Once housed at a UN refugee camp in Thailand before settling in the USA, this writer has come full circle and now calls this country home.
It’s amazing when I think back at the journey that I’ve travelled through in life. Over the past year I’ve thought about my past a lot–and how my life seems to be retracing the steps from where I started. I started my life out in Vietnam, later being processed in Thailand for political asylum, and then settled in the United States. After I graduated from university, I moved back to Vietnam for two and a half years, and then out of the blue I moved to Thailand. Is it just me or am I retracing the steps that I’ve taken already?
The fact that I ended up living in Thailand has not only surprised me but also other people. Thailand, after all, has been a part my life journey since the beginning.
From as early as I can remember, what I knew about Thailand have been stories about relatives and family friends who were boat people — those who have fled Vietnam’s communist regime by boat to seek asylum in neighbouring countries. The stories I heard about the victims were vicious and what seemed like a nightmare. Stories after stories of people being robbed, raped, tortured and killed at sea by Thai pirates

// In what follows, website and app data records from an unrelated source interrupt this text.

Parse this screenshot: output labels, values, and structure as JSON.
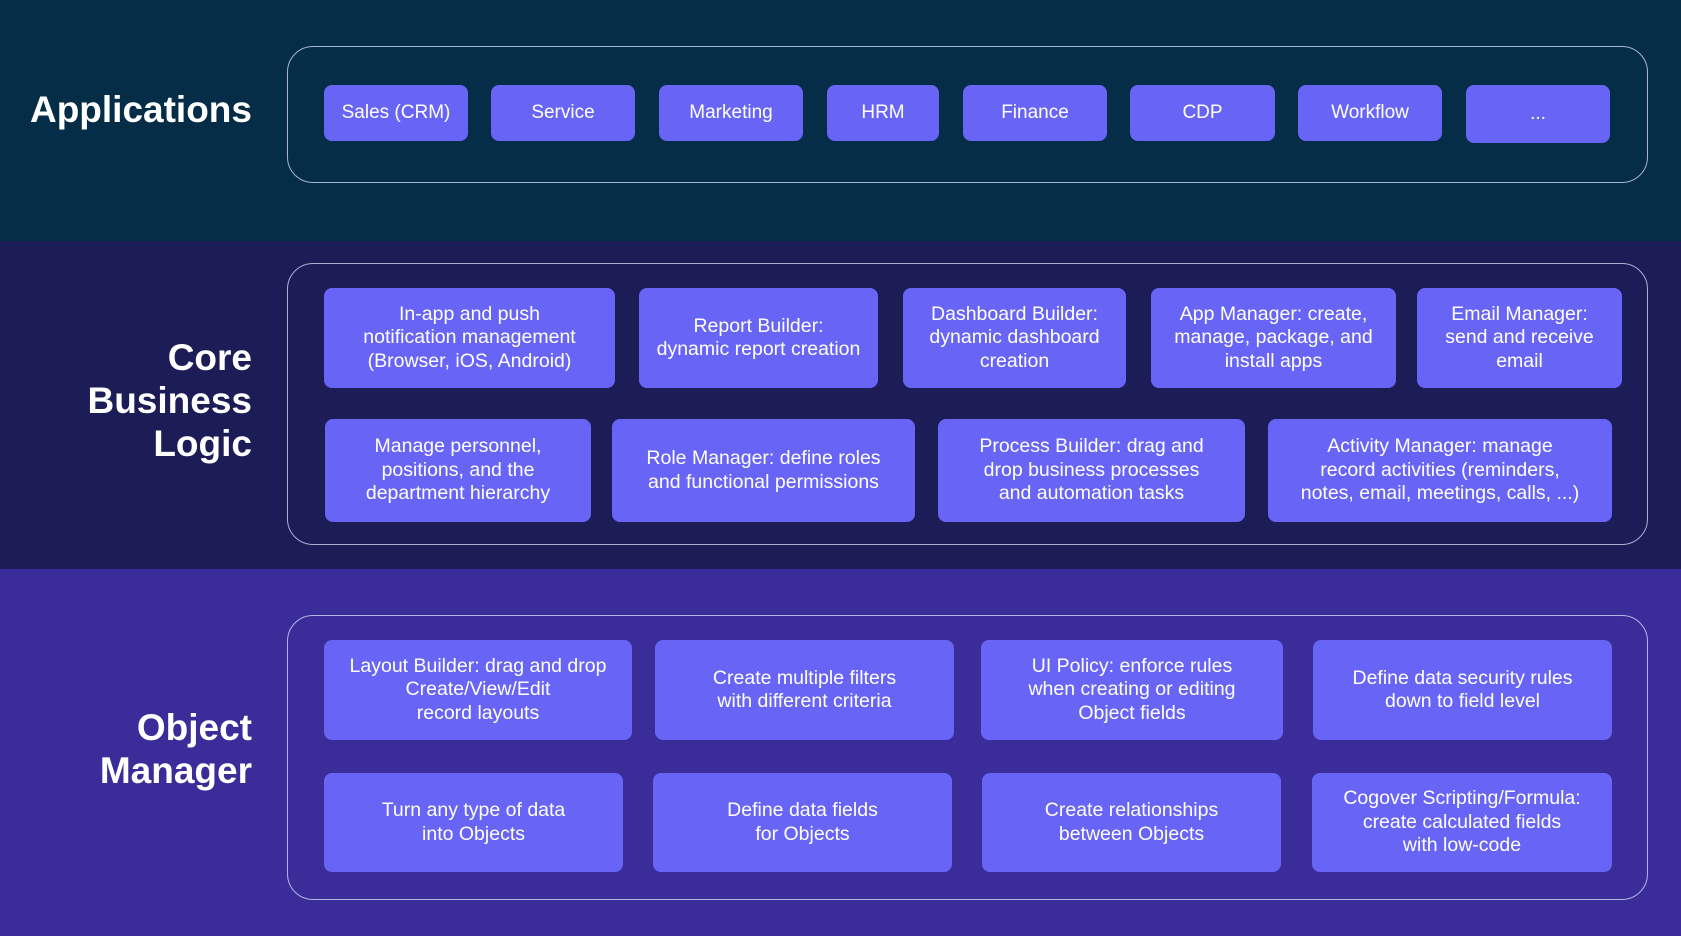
{
  "layers": {
    "applications": {
      "title": "Applications",
      "items": [
        "Sales (CRM)",
        "Service",
        "Marketing",
        "HRM",
        "Finance",
        "CDP",
        "Workflow",
        "..."
      ]
    },
    "core_business_logic": {
      "title": "Core\nBusiness\nLogic",
      "row1": [
        "In-app and push\nnotification management\n(Browser, iOS, Android)",
        "Report Builder:\ndynamic report creation",
        "Dashboard Builder:\ndynamic dashboard\ncreation",
        "App Manager: create,\nmanage, package, and\ninstall apps",
        "Email Manager:\nsend and receive email"
      ],
      "row2": [
        "Manage personnel,\npositions, and the\ndepartment hierarchy",
        "Role Manager: define roles\nand functional permissions",
        "Process Builder: drag and\ndrop business processes\nand automation tasks",
        "Activity Manager: manage\nrecord activities (reminders,\nnotes, email, meetings, calls, ...)"
      ]
    },
    "object_manager": {
      "title": "Object\nManager",
      "row1": [
        "Layout Builder: drag and drop\nCreate/View/Edit\nrecord layouts",
        "Create multiple filters\nwith different criteria",
        "UI Policy: enforce rules\nwhen creating or editing\nObject fields",
        "Define data security rules\ndown to field level"
      ],
      "row2": [
        "Turn any type of data\ninto Objects",
        "Define data fields\nfor Objects",
        "Create relationships\nbetween Objects",
        "Cogover Scripting/Formula:\ncreate calculated fields\nwith low-code"
      ]
    }
  },
  "colors": {
    "applications_band": "#052d47",
    "core_band": "#1c1c56",
    "object_band": "#3a2d9a",
    "chip": "#6865f6",
    "text": "#ffffff"
  }
}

Growing up I’ve always heard stories about my aunt Thuy, who fled by boat before I was born. She was beautiful, with long silky hair, an attribute that had decided her fate. Pleas from family members for her to cut her hair and ‘uglify’ herself prior to boarding the boat were unsuccessful. We heard later that Thai pirates off the coast of Songkhla ambushed their boat and took her captive, and we never heard from her again. Growing up I always wondered to myself, what happened to her? Is there a chance that she is still alive, maybe living in Songkhla somewhere? This is something that has never given my family closure, and I doubt it ever will.
Later in 1990 my family was granted asylum to the United States because my grandfather was a general in the South Vietnamese army, who spent a few years in the ‘re-education camps’. Before we headed to the United States, we had to stay at a refugee camp run by the United Nations in Thailand.
As a child I didn’t know what to expect or think of Thailand, but I knew my family had a resentment against Thailand for obvious reasons.
We arrived at the United Nations refugee camp in Thailand, and I was too young to know where exactly we were. It might have been in Chonburi, as I’ve heard there was a refugee camp in that province. I remember life at the camps through a child’s eyes — it was crowded with a lot of other refugee families. I made friends with other children, and I remember lining up to get our rationing of food. Each day we would get rice and some sort of meat portion. One thing I remember most was receiving rice with two chicken drumsticks; at that time it felt like the most delicious meal I’ve ever had.
Luckily though, through my child eyes I did not witness the experiences that were later retold. The stories of refugees being bullied, maltreated and raped by Thai guards. I wonder, had I been old enough to fully experience and witness that, would it have changed my perception of Thailand? Would that have prevented me from living here, and loving it so much today?
The answer would be NO. You have to learn to separate the good and the bad that comes with everything. In every country, there are good and bad people. How can I hold a grudge against another country such as Thailand, when the reason we were escaping was due to war and oppression from our own people and country?
28/11/2011 - 11:25